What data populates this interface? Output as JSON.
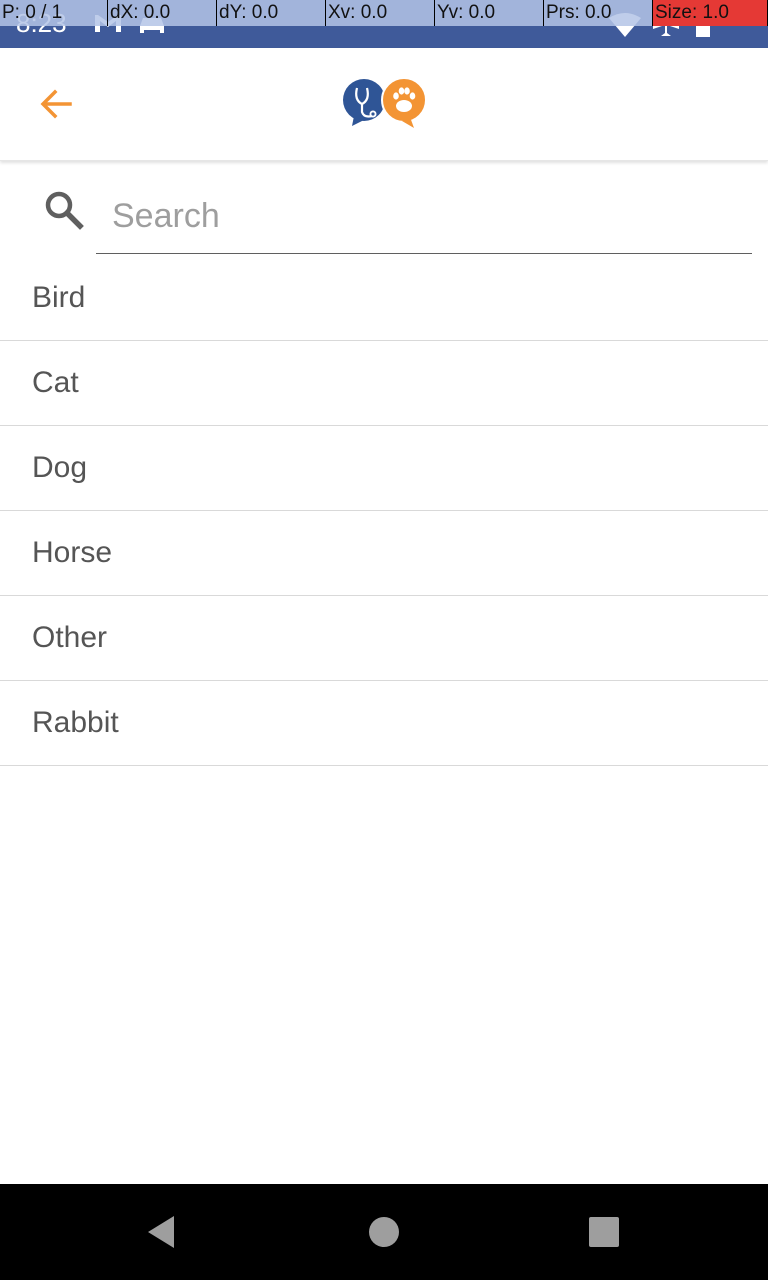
{
  "status_bar": {
    "time": "8:23",
    "icons": [
      "gmail-icon",
      "car-icon",
      "wifi-icon",
      "airplane-icon",
      "battery-icon"
    ]
  },
  "debug_overlay": {
    "cells": [
      "P: 0 / 1",
      "dX: 0.0",
      "dY: 0.0",
      "Xv: 0.0",
      "Yv: 0.0",
      "Prs: 0.0",
      "Size: 1.0"
    ]
  },
  "app_bar": {
    "back_icon": "arrow-left-icon",
    "logo": "vet-paw-logo",
    "accent_color": "#f39434",
    "logo_blue": "#2f5596"
  },
  "search": {
    "placeholder": "Search",
    "value": ""
  },
  "species": [
    "Bird",
    "Cat",
    "Dog",
    "Horse",
    "Other",
    "Rabbit"
  ],
  "nav_bar": {
    "buttons": [
      "back-triangle-icon",
      "home-circle-icon",
      "recents-square-icon"
    ]
  }
}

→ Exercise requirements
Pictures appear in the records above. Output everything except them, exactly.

→ Written response
What data populates this interface? Output as JSON.
{
  "status_bar": {
    "time": "8:23",
    "icons": [
      "gmail-icon",
      "car-icon",
      "wifi-icon",
      "airplane-icon",
      "battery-icon"
    ]
  },
  "debug_overlay": {
    "cells": [
      "P: 0 / 1",
      "dX: 0.0",
      "dY: 0.0",
      "Xv: 0.0",
      "Yv: 0.0",
      "Prs: 0.0",
      "Size: 1.0"
    ]
  },
  "app_bar": {
    "back_icon": "arrow-left-icon",
    "logo": "vet-paw-logo",
    "accent_color": "#f39434",
    "logo_blue": "#2f5596"
  },
  "search": {
    "placeholder": "Search",
    "value": ""
  },
  "species": [
    "Bird",
    "Cat",
    "Dog",
    "Horse",
    "Other",
    "Rabbit"
  ],
  "nav_bar": {
    "buttons": [
      "back-triangle-icon",
      "home-circle-icon",
      "recents-square-icon"
    ]
  }
}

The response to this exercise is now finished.